Print the records below once again, exactly as they were given.

= Exercise materials =
========
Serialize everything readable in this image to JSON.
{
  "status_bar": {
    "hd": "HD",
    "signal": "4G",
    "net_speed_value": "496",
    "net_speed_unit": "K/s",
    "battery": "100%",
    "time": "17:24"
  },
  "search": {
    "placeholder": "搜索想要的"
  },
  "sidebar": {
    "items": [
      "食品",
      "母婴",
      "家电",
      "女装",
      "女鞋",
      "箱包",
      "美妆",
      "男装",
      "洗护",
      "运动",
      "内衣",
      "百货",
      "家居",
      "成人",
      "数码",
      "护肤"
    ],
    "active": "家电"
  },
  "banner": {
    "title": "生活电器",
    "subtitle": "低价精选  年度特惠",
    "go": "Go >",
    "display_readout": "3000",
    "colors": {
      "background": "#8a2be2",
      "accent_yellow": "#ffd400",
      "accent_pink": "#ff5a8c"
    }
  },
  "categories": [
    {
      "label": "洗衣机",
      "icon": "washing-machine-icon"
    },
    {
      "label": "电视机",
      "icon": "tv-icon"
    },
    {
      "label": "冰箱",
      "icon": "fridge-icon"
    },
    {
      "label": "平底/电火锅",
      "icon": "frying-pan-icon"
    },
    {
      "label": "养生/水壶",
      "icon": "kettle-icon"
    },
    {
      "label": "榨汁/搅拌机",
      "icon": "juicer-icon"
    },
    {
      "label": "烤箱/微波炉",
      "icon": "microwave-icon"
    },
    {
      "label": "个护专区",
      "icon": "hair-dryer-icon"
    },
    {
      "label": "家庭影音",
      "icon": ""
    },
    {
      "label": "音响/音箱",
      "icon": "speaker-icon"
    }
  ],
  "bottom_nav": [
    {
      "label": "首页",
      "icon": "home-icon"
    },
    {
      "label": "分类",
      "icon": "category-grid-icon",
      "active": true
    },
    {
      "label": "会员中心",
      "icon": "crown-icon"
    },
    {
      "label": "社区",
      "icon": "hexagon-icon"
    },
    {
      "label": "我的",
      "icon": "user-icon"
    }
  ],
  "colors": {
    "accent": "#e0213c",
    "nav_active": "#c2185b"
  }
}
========
= Solved exercise =
Serialize everything readable in this image to JSON.
{
  "status_bar": {
    "hd": "HD",
    "signal": "4G",
    "net_speed_value": "496",
    "net_speed_unit": "K/s",
    "battery": "100%",
    "time": "17:24"
  },
  "search": {
    "placeholder": "搜索想要的"
  },
  "sidebar": {
    "items": [
      "食品",
      "母婴",
      "家电",
      "女装",
      "女鞋",
      "箱包",
      "美妆",
      "男装",
      "洗护",
      "运动",
      "内衣",
      "百货",
      "家居",
      "成人",
      "数码",
      "护肤"
    ],
    "active": "家电"
  },
  "banner": {
    "title": "生活电器",
    "subtitle": "低价精选  年度特惠",
    "go": "Go >",
    "display_readout": "3000",
    "colors": {
      "background": "#8a2be2",
      "accent_yellow": "#ffd400",
      "accent_pink": "#ff5a8c"
    }
  },
  "categories": [
    {
      "label": "洗衣机",
      "icon": "washing-machine-icon"
    },
    {
      "label": "电视机",
      "icon": "tv-icon"
    },
    {
      "label": "冰箱",
      "icon": "fridge-icon"
    },
    {
      "label": "平底/电火锅",
      "icon": "frying-pan-icon"
    },
    {
      "label": "养生/水壶",
      "icon": "kettle-icon"
    },
    {
      "label": "榨汁/搅拌机",
      "icon": "juicer-icon"
    },
    {
      "label": "烤箱/微波炉",
      "icon": "microwave-icon"
    },
    {
      "label": "个护专区",
      "icon": "hair-dryer-icon"
    },
    {
      "label": "家庭影音",
      "icon": ""
    },
    {
      "label": "音响/音箱",
      "icon": "speaker-icon"
    }
  ],
  "bottom_nav": [
    {
      "label": "首页",
      "icon": "home-icon"
    },
    {
      "label": "分类",
      "icon": "category-grid-icon",
      "active": true
    },
    {
      "label": "会员中心",
      "icon": "crown-icon"
    },
    {
      "label": "社区",
      "icon": "hexagon-icon"
    },
    {
      "label": "我的",
      "icon": "user-icon"
    }
  ],
  "colors": {
    "accent": "#e0213c",
    "nav_active": "#c2185b"
  }
}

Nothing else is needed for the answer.